Local gay group may re-apply to be registered as a society (ChannelNewsAsia/ TCS 5)
9 Jul, 2003
The Prime Minister's recent revelation that the Government now hires gays, even in sensitive positions, has been welcomed by many Singaporeans - both gay and straight.
And even though gay parades are still taboo in Singapore, at least one local gay group is seeking to be registered.
Pictures from Nation '02 - a party primarily for the gay, lesbian, bisexual and transexual community.
Held at Sentosa last August, it attracted 2,500 people.
A similar celebration is scheduled for next month.
Dr Stuart Koe, Chief Operating Officer of Fridae.com, said: "The event that's going to be held next month at Sentosa, called Nation on the 8th of August is really an event that not only welcome gays and lesbians, but really everybody that wants to come celebrate National Day with the rest of Singapore."
Mr Benedict Jacob-Thambiah, Executive Director of Action for AIDS, said: "It doesn't matter who you are.
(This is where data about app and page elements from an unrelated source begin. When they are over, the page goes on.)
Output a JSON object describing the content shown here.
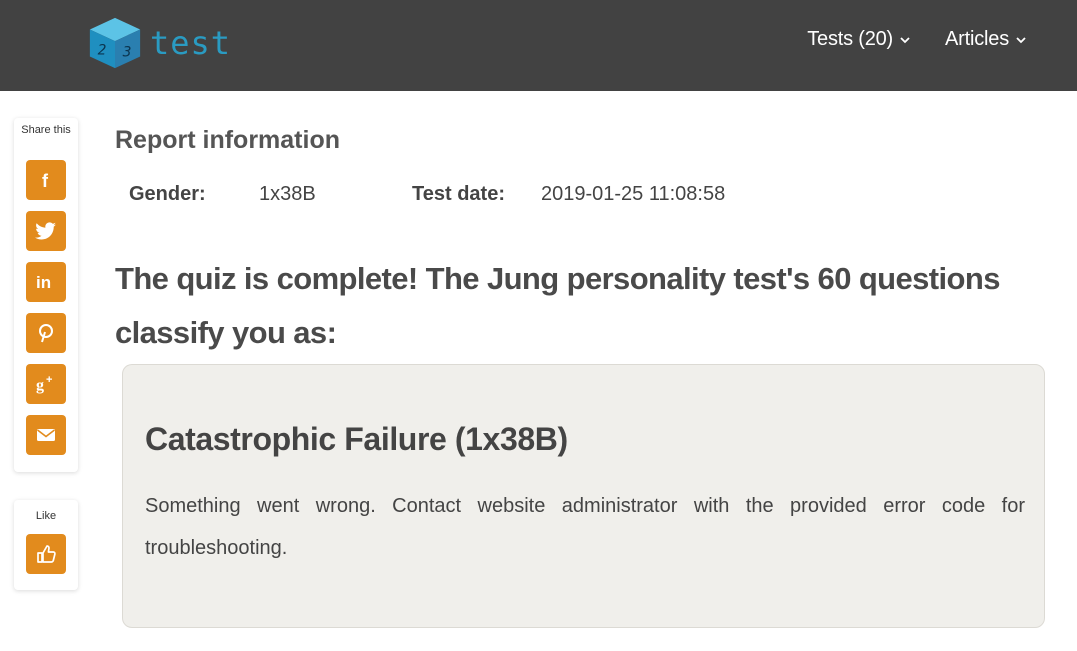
{
  "header": {
    "logo_text": "test",
    "logo_digits": [
      "2",
      "3"
    ],
    "nav": [
      {
        "label": "Tests (20)",
        "icon": "chevron-down-icon"
      },
      {
        "label": "Articles",
        "icon": "chevron-down-icon"
      }
    ],
    "background_color": "#424242",
    "logo_color": "#2a9bc2"
  },
  "share_sidebar": {
    "label": "Share this",
    "buttons": [
      {
        "name": "facebook",
        "icon": "facebook-icon"
      },
      {
        "name": "twitter",
        "icon": "twitter-icon"
      },
      {
        "name": "linkedin",
        "icon": "linkedin-icon"
      },
      {
        "name": "pinterest",
        "icon": "pinterest-icon"
      },
      {
        "name": "google-plus",
        "icon": "google-plus-icon"
      },
      {
        "name": "email",
        "icon": "email-icon"
      }
    ],
    "accent_color": "#e28b1d"
  },
  "like_panel": {
    "label": "Like",
    "icon": "thumbs-up-icon"
  },
  "report": {
    "title": "Report information",
    "gender_label": "Gender:",
    "gender_value": "1x38B",
    "date_label": "Test date:",
    "date_value": "2019-01-25 11:08:58"
  },
  "headline": "The quiz is complete! The Jung personality test's 60 questions classify you as:",
  "result": {
    "title": "Catastrophic Failure (1x38B)",
    "description": "Something went wrong. Contact website administrator with the provided error code for troubleshooting.",
    "background_color": "#f0efeb"
  }
}
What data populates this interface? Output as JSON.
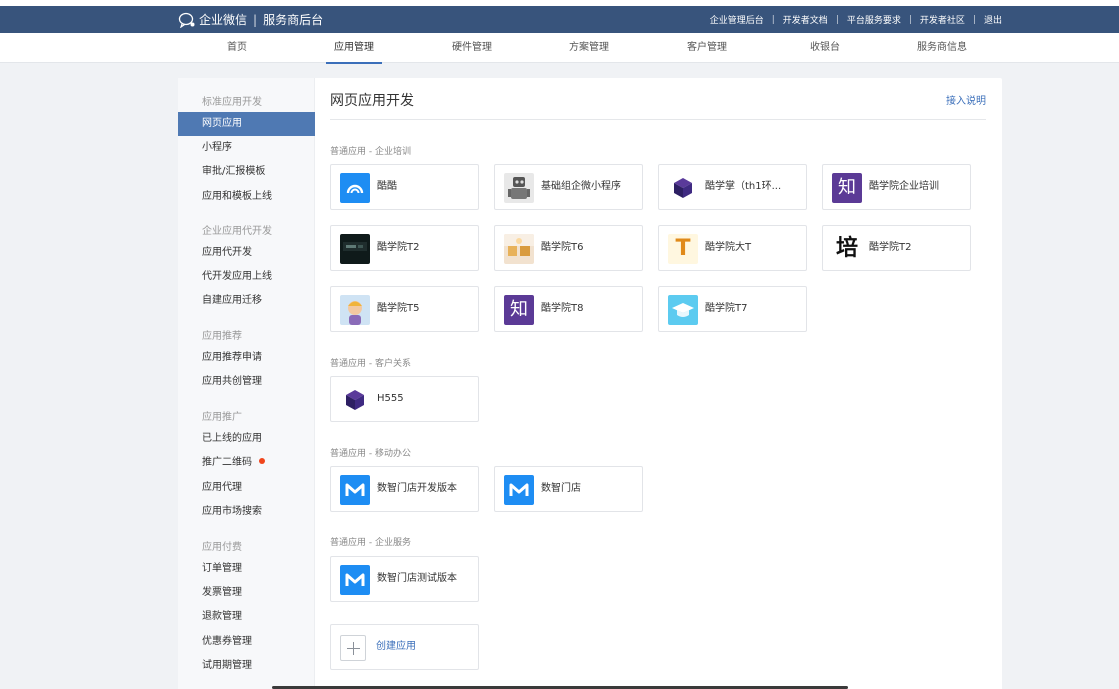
{
  "topbar": {
    "brand_name": "企业微信",
    "brand_sep": "|",
    "brand_sub": "服务商后台",
    "links": [
      "企业管理后台",
      "开发者文档",
      "平台服务要求",
      "开发者社区",
      "退出"
    ]
  },
  "nav": {
    "items": [
      "首页",
      "应用管理",
      "硬件管理",
      "方案管理",
      "客户管理",
      "收银台",
      "服务商信息"
    ],
    "active": "应用管理"
  },
  "sidebar": {
    "groups": [
      {
        "title": "标准应用开发",
        "items": [
          "网页应用",
          "小程序",
          "审批/汇报模板",
          "应用和模板上线"
        ]
      },
      {
        "title": "企业应用代开发",
        "items": [
          "应用代开发",
          "代开发应用上线",
          "自建应用迁移"
        ]
      },
      {
        "title": "应用推荐",
        "items": [
          "应用推荐申请",
          "应用共创管理"
        ]
      },
      {
        "title": "应用推广",
        "items": [
          "已上线的应用",
          "推广二维码",
          "应用代理",
          "应用市场搜索"
        ]
      },
      {
        "title": "应用付费",
        "items": [
          "订单管理",
          "发票管理",
          "退款管理",
          "优惠券管理",
          "试用期管理"
        ]
      }
    ],
    "active_item": "网页应用",
    "badge_item": "推广二维码"
  },
  "main": {
    "title": "网页应用开发",
    "help_link": "接入说明",
    "sections": [
      {
        "label": "普通应用 - 企业培训",
        "apps": [
          {
            "name": "酷酷",
            "icon": "cloud-app-icon"
          },
          {
            "name": "基础组企微小程序",
            "icon": "robot-photo-icon"
          },
          {
            "name": "酷学掌（th1环...",
            "icon": "cube-logo-icon"
          },
          {
            "name": "酷学院企业培训",
            "icon": "zhi-logo-icon"
          },
          {
            "name": "酷学院T2",
            "icon": "dark-photo-icon"
          },
          {
            "name": "酷学院T6",
            "icon": "room-photo-icon"
          },
          {
            "name": "酷学院大T",
            "icon": "letter-t-icon"
          },
          {
            "name": "酷学院T2",
            "icon": "pei-character-icon"
          },
          {
            "name": "酷学院T5",
            "icon": "cartoon-avatar-icon"
          },
          {
            "name": "酷学院T8",
            "icon": "zhi-logo-icon"
          },
          {
            "name": "酷学院T7",
            "icon": "graduation-cap-icon"
          }
        ]
      },
      {
        "label": "普通应用 - 客户关系",
        "apps": [
          {
            "name": "H555",
            "icon": "cube-logo-icon"
          }
        ]
      },
      {
        "label": "普通应用 - 移动办公",
        "apps": [
          {
            "name": "数智门店开发版本",
            "icon": "m-logo-icon"
          },
          {
            "name": "数智门店",
            "icon": "m-logo-icon"
          }
        ]
      },
      {
        "label": "普通应用 - 企业服务",
        "apps": [
          {
            "name": "数智门店测试版本",
            "icon": "m-logo-icon"
          }
        ]
      }
    ],
    "create_label": "创建应用"
  },
  "icon_text": {
    "zhi": "知",
    "pei": "培",
    "t": "T"
  },
  "colors": {
    "topbar": "#38547c",
    "accent": "#3b6fba",
    "active_side": "#4f79b3",
    "badge": "#f0451b"
  }
}
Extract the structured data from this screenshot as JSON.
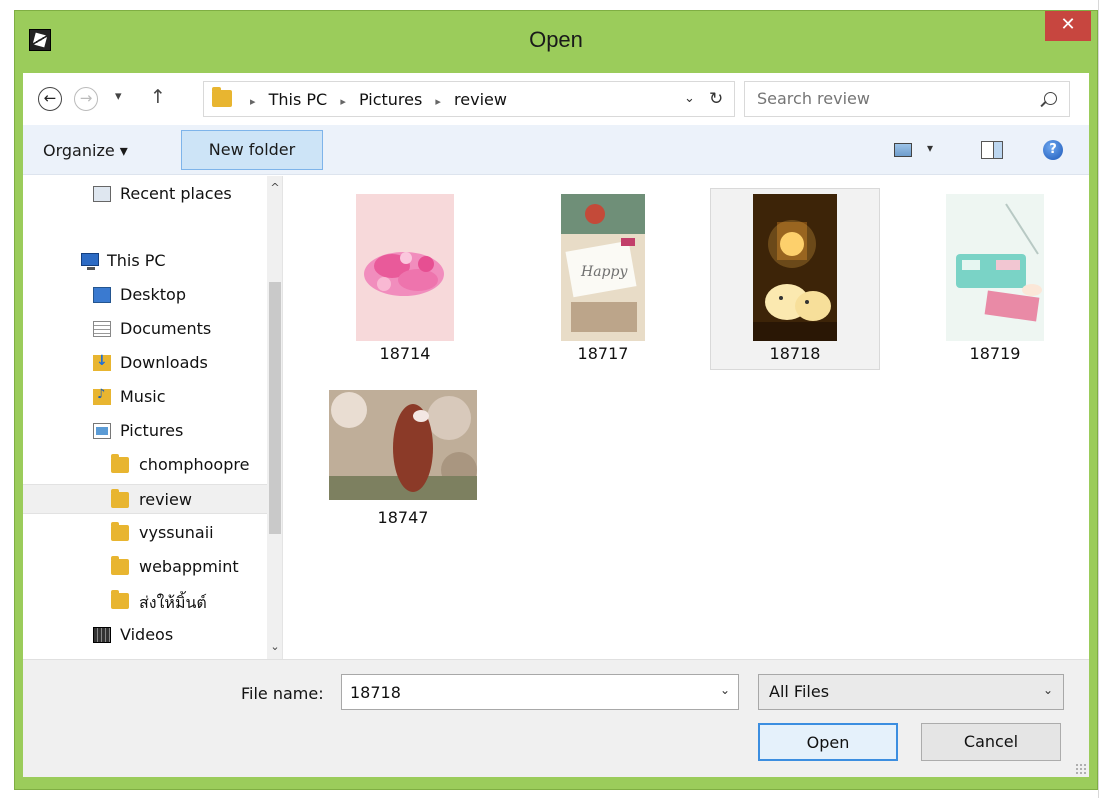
{
  "window": {
    "title": "Open",
    "close_glyph": "✕"
  },
  "address": {
    "crumbs": [
      "This PC",
      "Pictures",
      "review"
    ],
    "separator": "▸",
    "dropdown_glyph": "⌄",
    "refresh_glyph": "↻"
  },
  "nav": {
    "back_glyph": "←",
    "forward_glyph": "→",
    "recent_glyph": "▾",
    "up_glyph": "↑"
  },
  "search": {
    "placeholder": "Search review"
  },
  "toolbar": {
    "organize_label": "Organize ▾",
    "new_folder_label": "New folder",
    "view_dd_glyph": "▾",
    "help_glyph": "?"
  },
  "sidebar": {
    "items": [
      {
        "label": "Recent places",
        "icon": "recent-places-icon"
      },
      {
        "label": "This PC",
        "icon": "computer-icon"
      },
      {
        "label": "Desktop",
        "icon": "desktop-icon"
      },
      {
        "label": "Documents",
        "icon": "documents-icon"
      },
      {
        "label": "Downloads",
        "icon": "downloads-icon"
      },
      {
        "label": "Music",
        "icon": "music-icon"
      },
      {
        "label": "Pictures",
        "icon": "pictures-icon"
      },
      {
        "label": "chomphoopre",
        "icon": "folder-icon"
      },
      {
        "label": "review",
        "icon": "folder-icon",
        "selected": true
      },
      {
        "label": "vyssunaii",
        "icon": "folder-icon"
      },
      {
        "label": "webappmint",
        "icon": "folder-icon"
      },
      {
        "label": "ส่งให้มิ้นต์",
        "icon": "folder-icon"
      },
      {
        "label": "Videos",
        "icon": "videos-icon"
      }
    ],
    "scroll_up_glyph": "^",
    "scroll_down_glyph": "⌄"
  },
  "files": [
    {
      "name": "18714",
      "colors": [
        "#f6d7d8",
        "#ec6fa6"
      ]
    },
    {
      "name": "18717",
      "colors": [
        "#d9c6a8",
        "#c04a5b"
      ]
    },
    {
      "name": "18718",
      "colors": [
        "#5a3510",
        "#f2d47e"
      ],
      "selected": true
    },
    {
      "name": "18719",
      "colors": [
        "#e4f2ec",
        "#7fd3c4"
      ]
    },
    {
      "name": "18747",
      "colors": [
        "#c9b9a8",
        "#8a3f2c"
      ]
    }
  ],
  "bottom": {
    "file_name_label": "File name:",
    "file_name_value": "18718",
    "file_name_dd": "⌄",
    "file_type_value": "All Files",
    "file_type_dd": "⌄",
    "open_label": "Open",
    "cancel_label": "Cancel"
  },
  "colors": {
    "frame": "#9bcc5b",
    "close": "#c7463f",
    "accent": "#3c8ee0",
    "toolbar": "#ecf2fa"
  }
}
We all have a right to good clean fun."
But this year's party has been thrust into the spotlight, after Prime Minister Goh Chok Tong told Time magazine that the government has changed its hiring policy towards gays, adding that "We are born this way, and they are born that way, but they are like you and me."
Dr Koe added: "We as a community really welcome PM Goh's statements. It makes us feel that finally the country where we live in accepts us as part of the community and not outcast."
Brother Michael Broughton, Inter-Religious Organisation, said: "They deserve a right to exercise their responsibilities as citizens.
"I'm sure when our Gays and Lesbians come out in Singapore, we'll find that many of them are the ordinary respectable people that we valued so much before we knew of their sexual orientation.
"And I think their coming out should not make any difference to their contribution to society."
The Prime Minister said the change was done without fanfare, so as not to offend conservative Singaporeans.
And gay parades are still taboo. But now that his remarks have been reported around the world, some local gay groups want a legitimate profile.
A local gay group, calling themselves 'People Like Us' plans to meet at the Substation.
Previous applications to be registered as a society and to hold a forum on gay issues were rejected.
But bolstered by the change in policy, the group wants to resubmit its application to be registered.
However, it is still to be seen how far the change in government policy extends.